The breadth and depth of the arts on campus are manifest in the academic departments and distinguished programs, as well as in the signature arts presenters on campus: Cantor Arts Center and Stanford Live.
Stanford’s unique interdisciplinary investigation of the arts combines innovation and entrepreneurship that is the hallmark of Silicon Valley with academic leadership in art theory and practice.
Only at Stanford University
- The Cantor Arts Center, hosting major art exhibitions from around the world as well as displaying a remarkable encyclopedic permanent collection, is one of the most visited university art museums in the country and one that is free to students and the community.
- Stanford Live, the university’s performing arts presenter, schedules over 40 events each year representing a wide range of genres—including chamber, symphonic, jazz and world music, as well as newly commissioned works—and offers free programs for students.
- There are dozens of exhibition and performance spaces on campus utilized by over 100 student arts groups in addition to a robust residential arts program throughout the dorms.
- The developing arts district at the entrance to campus will include Cantor Arts Center, Thomas Welton Stanford Art Gallery, Bing Concert Hall, Anderson Collection at Stanford University, and the McMurtry Building for the Department of Art & Art History.

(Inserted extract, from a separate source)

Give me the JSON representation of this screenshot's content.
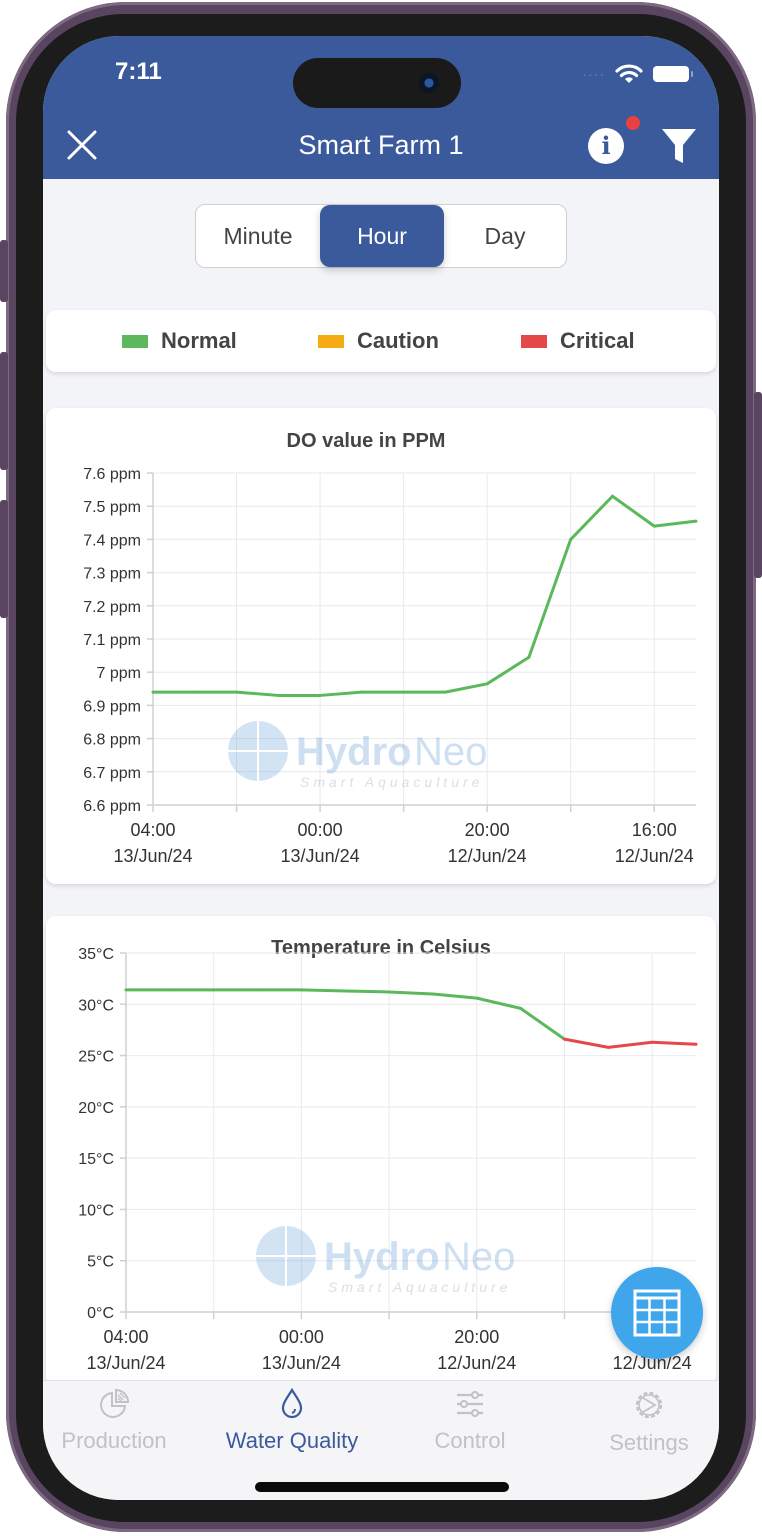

- The Stanford Arts Institute is the nexus for interdisciplinary campus-wide arts programming and provides support for faculty and student arts activities.
Arts Initiative and Art 2016
Stanford Arts Initiative, launched in 2006 as part of The Stanford Challenge and successfully concluded in 2011, was a university-wide effort to enhance strengths in existing arts programs, create new arts facilities and opportunities for students and faculty, and integrate the arts throughout the life of the university. Art 2016 is the immediate legacy of The Stanford Challenge and it will map the next four years of the arts and imagine the course for future generations.
By 2016, the 125th anniversary of the opening of Stanford University, students, alumni, parents, friends, faculty, staff and the larger community will be experiencing the arts on campus in new ways and in new facilities. A new arts district at the entrance to campus will provide state-of-the-art resources for arts programs and teaching and will increase opportunities for collaboration and connection.
Three major building projects will be completed in the next several years:
- Bing Concert Hall (2013)
- Anderson Collection at Stanford University (2014)
- McMurtry Building (2015), home of the Department of Art and Art History